» Problem to solve:
Lines from the one containing "Extract the structured" through the final line of the records below are needed, copied exactly, with no pictures.

» Extracted records:
%%

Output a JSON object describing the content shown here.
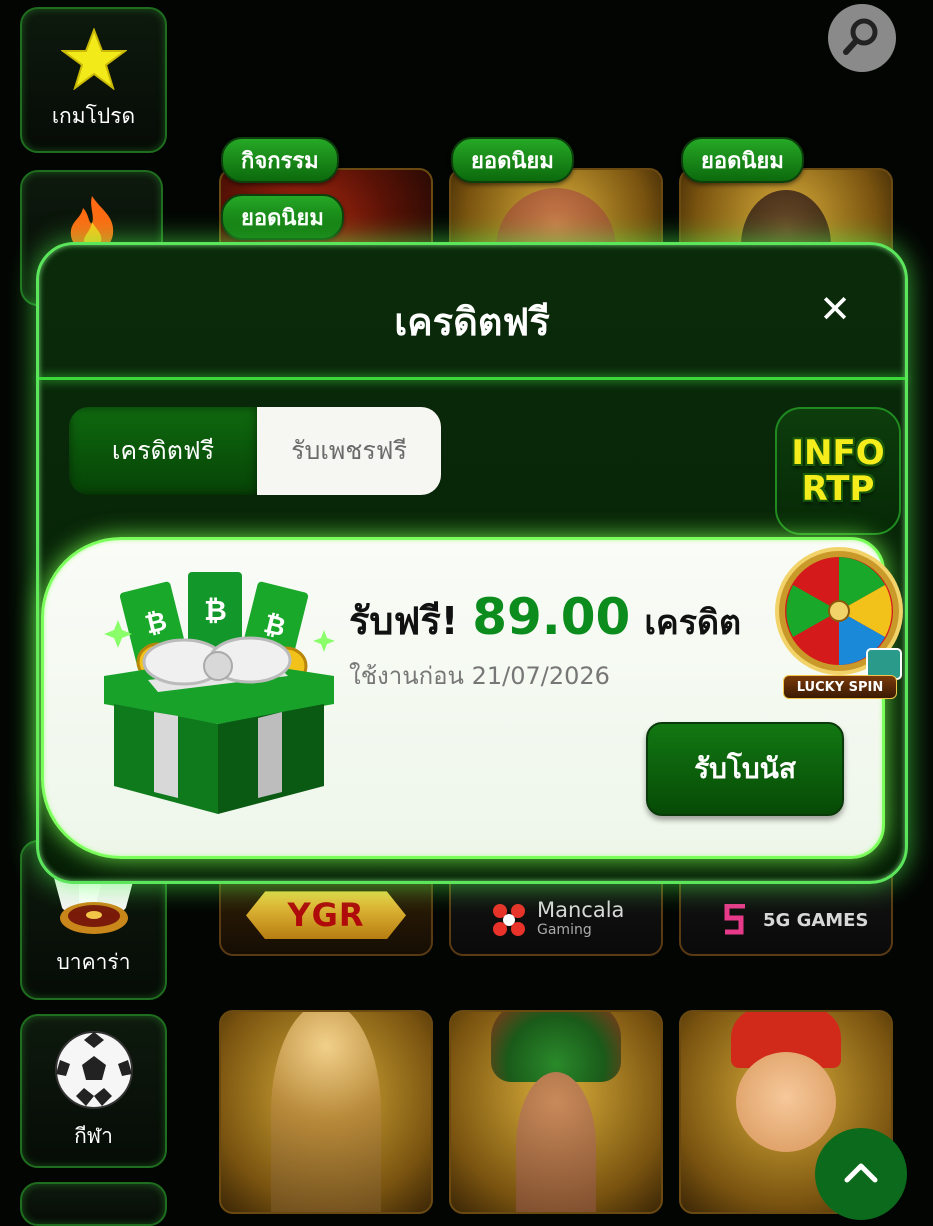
{
  "sidebar": {
    "items": [
      {
        "label": "เกมโปรด",
        "icon": "star-icon"
      },
      {
        "label": "",
        "icon": "fire-icon"
      },
      {
        "label": "บาคาร่า",
        "icon": "cards-roulette-icon"
      },
      {
        "label": "กีฬา",
        "icon": "soccer-ball-icon"
      }
    ]
  },
  "top_tags": {
    "tag1": "กิจกรรม",
    "tag2": "ยอดนิยม",
    "tag3": "ยอดนิยม",
    "tag4": "ยอดนิยม"
  },
  "providers": {
    "ygr": "YGR",
    "mancala": "Mancala",
    "mancala_sub": "Gaming",
    "fiveg": "5G GAMES"
  },
  "modal": {
    "title": "เครดิตฟรี",
    "close_symbol": "✕",
    "tabs": [
      {
        "label": "เครดิตฟรี",
        "active": true
      },
      {
        "label": "รับเพชรฟรี",
        "active": false
      }
    ],
    "info_rtp": {
      "line1": "INFO",
      "line2": "RTP"
    },
    "offer": {
      "label": "รับฟรี!",
      "amount": "89.00",
      "unit": "เครดิต",
      "expiry": "ใช้งานก่อน 21/07/2026",
      "button": "รับโบนัส"
    },
    "lucky_spin": "LUCKY SPIN"
  },
  "colors": {
    "accent_green": "#0c8c1c",
    "glow_green": "#5ce65c",
    "rtp_yellow": "#f5ec1c"
  }
}
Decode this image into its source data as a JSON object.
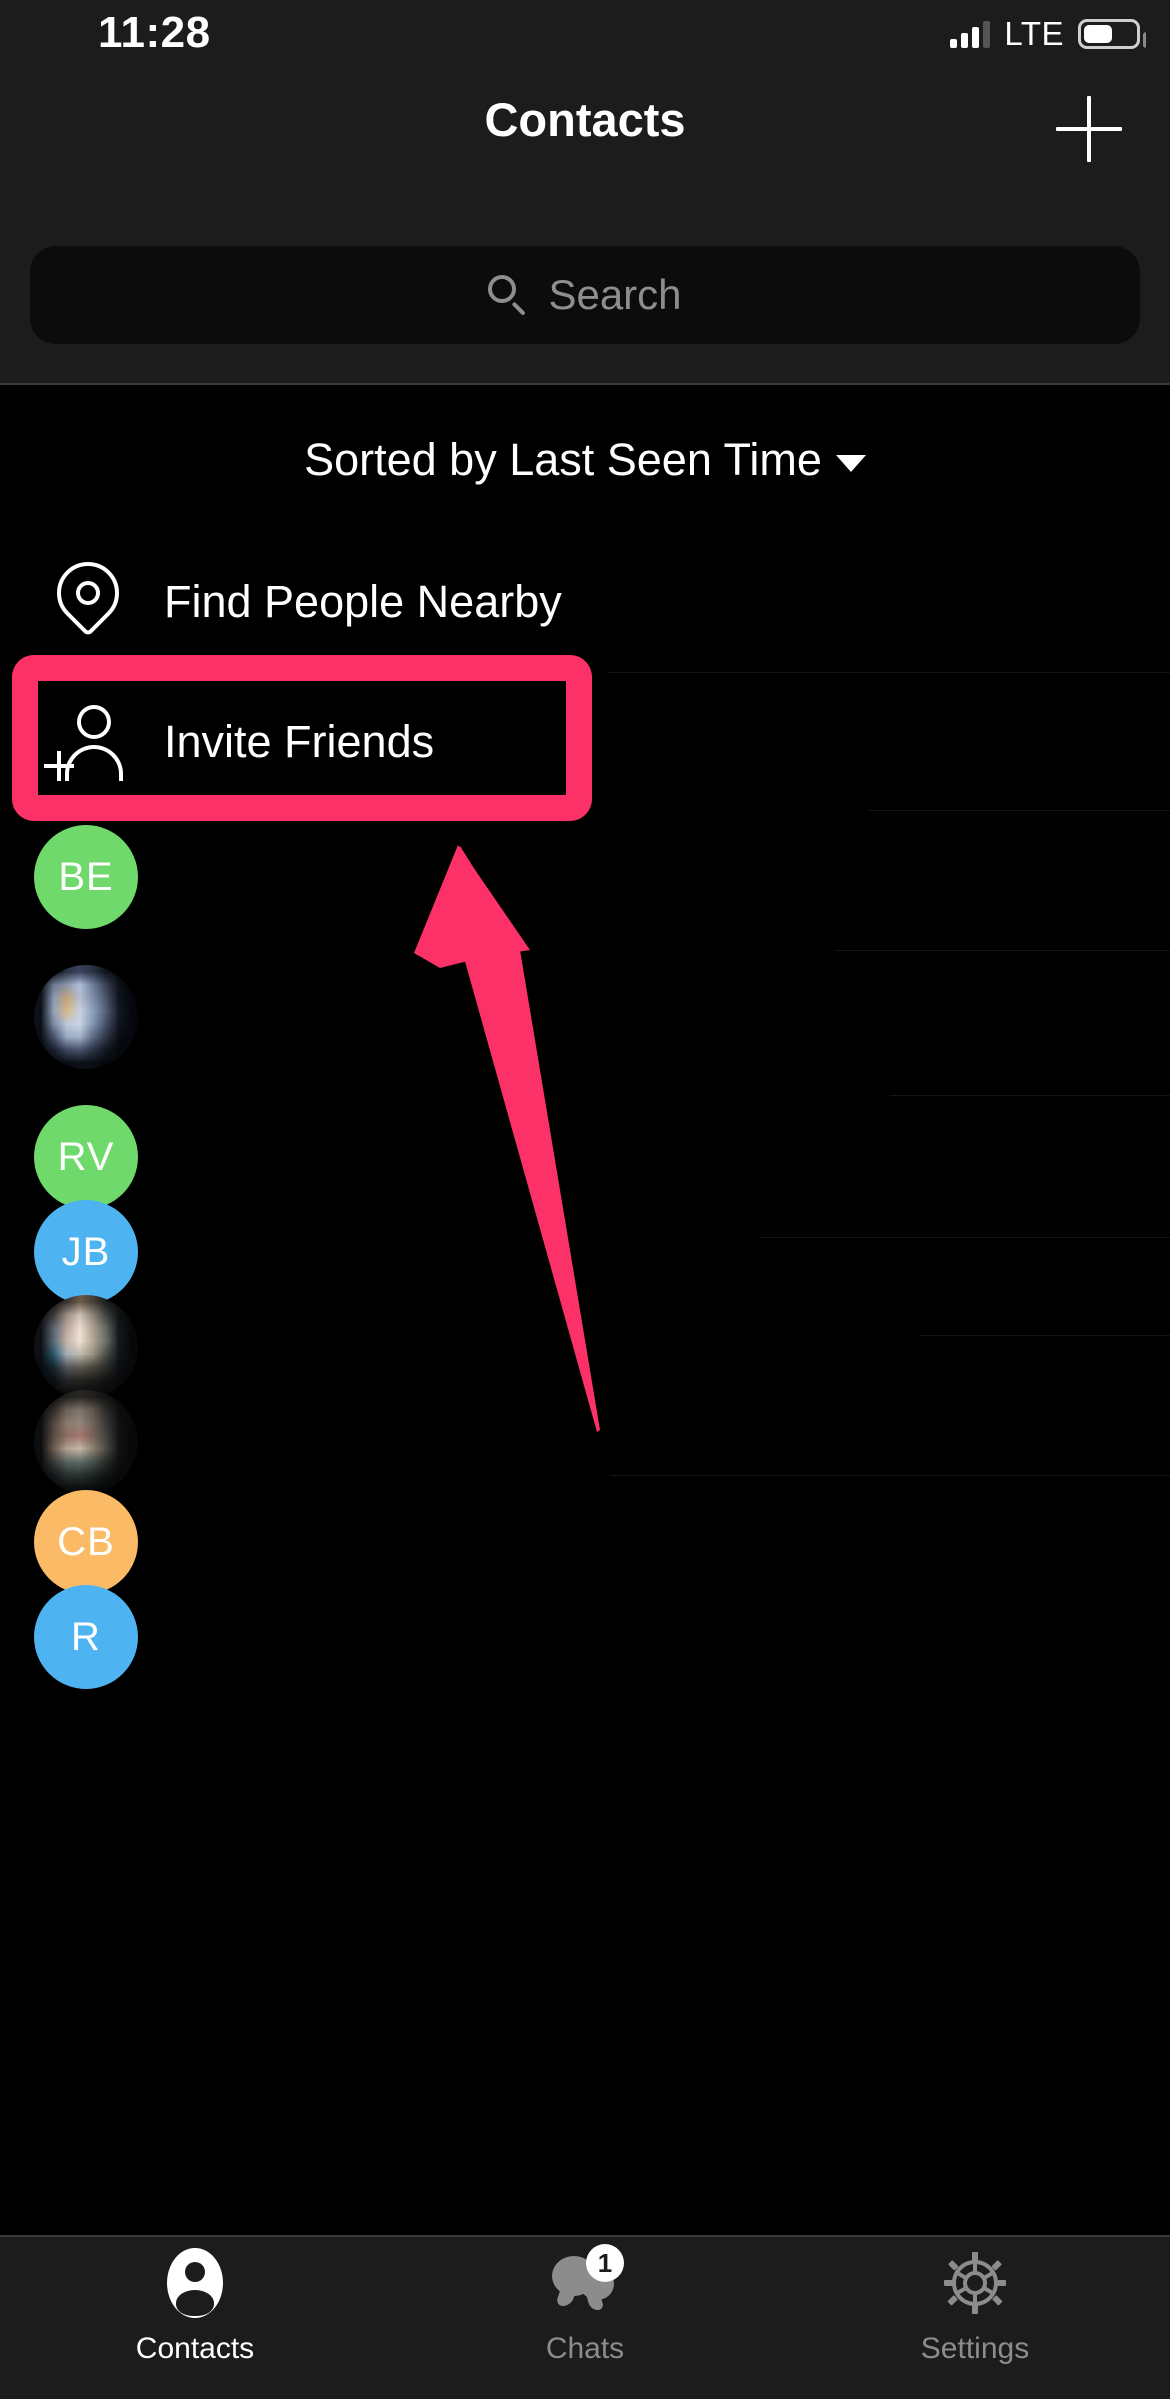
{
  "status_bar": {
    "time": "11:28",
    "network": "LTE",
    "signal_bars_filled": 3,
    "signal_bars_total": 4,
    "battery_percent": 52
  },
  "nav": {
    "title": "Contacts",
    "add_icon": "plus-icon"
  },
  "search": {
    "placeholder": "Search",
    "value": "",
    "icon": "search-icon"
  },
  "sort": {
    "label": "Sorted by Last Seen Time",
    "caret_icon": "chevron-down-icon"
  },
  "actions": [
    {
      "id": "find-people-nearby",
      "label": "Find People Nearby",
      "icon": "map-pin-icon"
    },
    {
      "id": "invite-friends",
      "label": "Invite Friends",
      "icon": "person-add-icon"
    }
  ],
  "highlight": {
    "target": "Invite Friends",
    "color": "#fb3167",
    "shape": "rounded-rectangle-with-arrow"
  },
  "contacts": [
    {
      "initials": "BE",
      "type": "initials",
      "color": "#6fd96b"
    },
    {
      "initials": "",
      "type": "photo",
      "color": "#8fa3c0"
    },
    {
      "initials": "RV",
      "type": "initials",
      "color": "#6fd96b"
    },
    {
      "initials": "JB",
      "type": "initials",
      "color": "#4eb3f1"
    },
    {
      "initials": "",
      "type": "photo",
      "color": "#b9a99a"
    },
    {
      "initials": "",
      "type": "photo",
      "color": "#7a6258"
    },
    {
      "initials": "CB",
      "type": "initials",
      "color": "#fbba66"
    },
    {
      "initials": "R",
      "type": "initials",
      "color": "#4eb3f1"
    }
  ],
  "tabs": [
    {
      "id": "contacts",
      "label": "Contacts",
      "icon": "person-circle-icon",
      "active": true,
      "badge": ""
    },
    {
      "id": "chats",
      "label": "Chats",
      "icon": "chat-bubbles-icon",
      "active": false,
      "badge": "1"
    },
    {
      "id": "settings",
      "label": "Settings",
      "icon": "gear-icon",
      "active": false,
      "badge": ""
    }
  ],
  "colors": {
    "accent_highlight": "#fb3167",
    "bar_background": "#1c1c1c",
    "list_background": "#000000",
    "search_background": "#0c0c0c",
    "muted_text": "#8c8c8c"
  }
}
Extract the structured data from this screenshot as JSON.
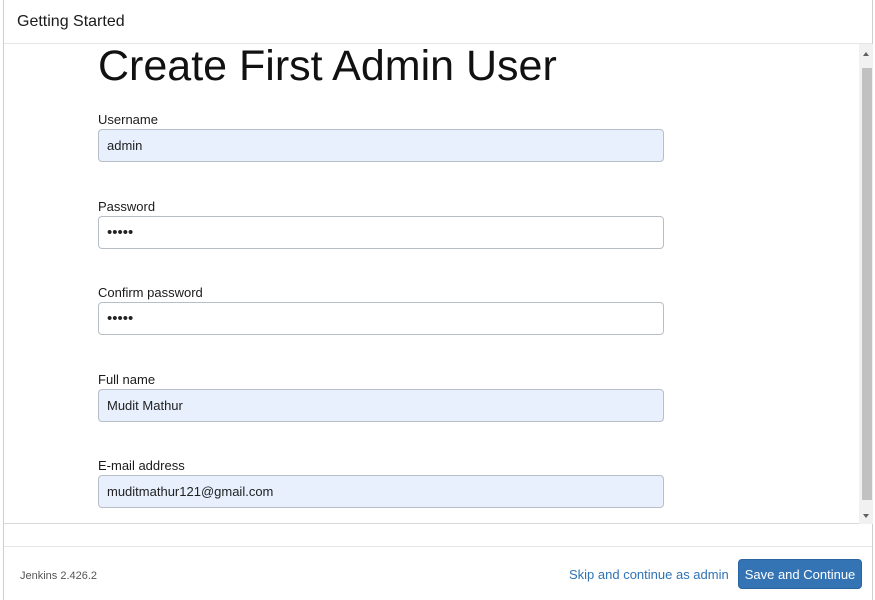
{
  "dialog": {
    "title": "Getting Started"
  },
  "form": {
    "heading": "Create First Admin User",
    "fields": [
      {
        "label": "Username",
        "value": "admin",
        "type": "text"
      },
      {
        "label": "Password",
        "value": "admin",
        "type": "password"
      },
      {
        "label": "Confirm password",
        "value": "admin",
        "type": "password"
      },
      {
        "label": "Full name",
        "value": "Mudit Mathur",
        "type": "text"
      },
      {
        "label": "E-mail address",
        "value": "muditmathur121@gmail.com",
        "type": "text"
      }
    ]
  },
  "footer": {
    "version": "Jenkins 2.426.2",
    "skip_label": "Skip and continue as admin",
    "save_label": "Save and Continue"
  },
  "colors": {
    "accent": "#3574b4",
    "link": "#2f73b5",
    "autofill_bg": "#e8f0fe"
  }
}
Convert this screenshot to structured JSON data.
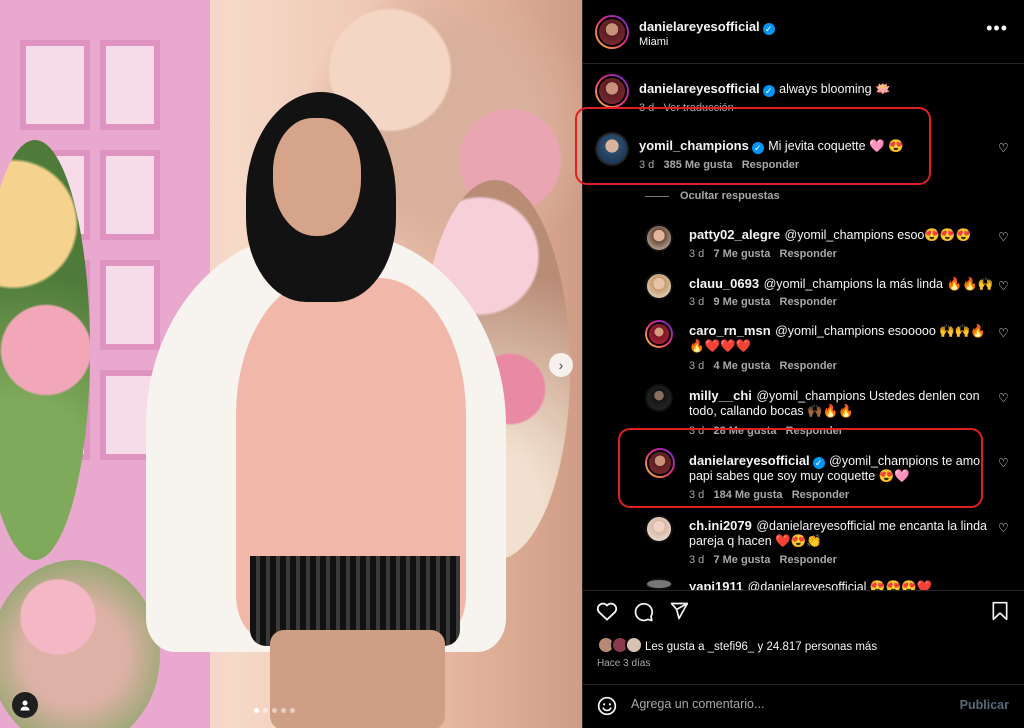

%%

» Reply:
Extract the structured data from this screenshot as JSON.
{
  "dialog": {
    "title": "Getting Started"
  },
  "form": {
    "heading": "Create First Admin User",
    "fields": [
      {
        "label": "Username",
        "value": "admin",
        "type": "text"
      },
      {
        "label": "Password",
        "value": "admin",
        "type": "password"
      },
      {
        "label": "Confirm password",
        "value": "admin",
        "type": "password"
      },
      {
        "label": "Full name",
        "value": "Mudit Mathur",
        "type": "text"
      },
      {
        "label": "E-mail address",
        "value": "muditmathur121@gmail.com",
        "type": "text"
      }
    ]
  },
  "footer": {
    "version": "Jenkins 2.426.2",
    "skip_label": "Skip and continue as admin",
    "save_label": "Save and Continue"
  },
  "colors": {
    "accent": "#3574b4",
    "link": "#2f73b5",
    "autofill_bg": "#e8f0fe"
  }
}
Convert this screenshot to structured JSON data.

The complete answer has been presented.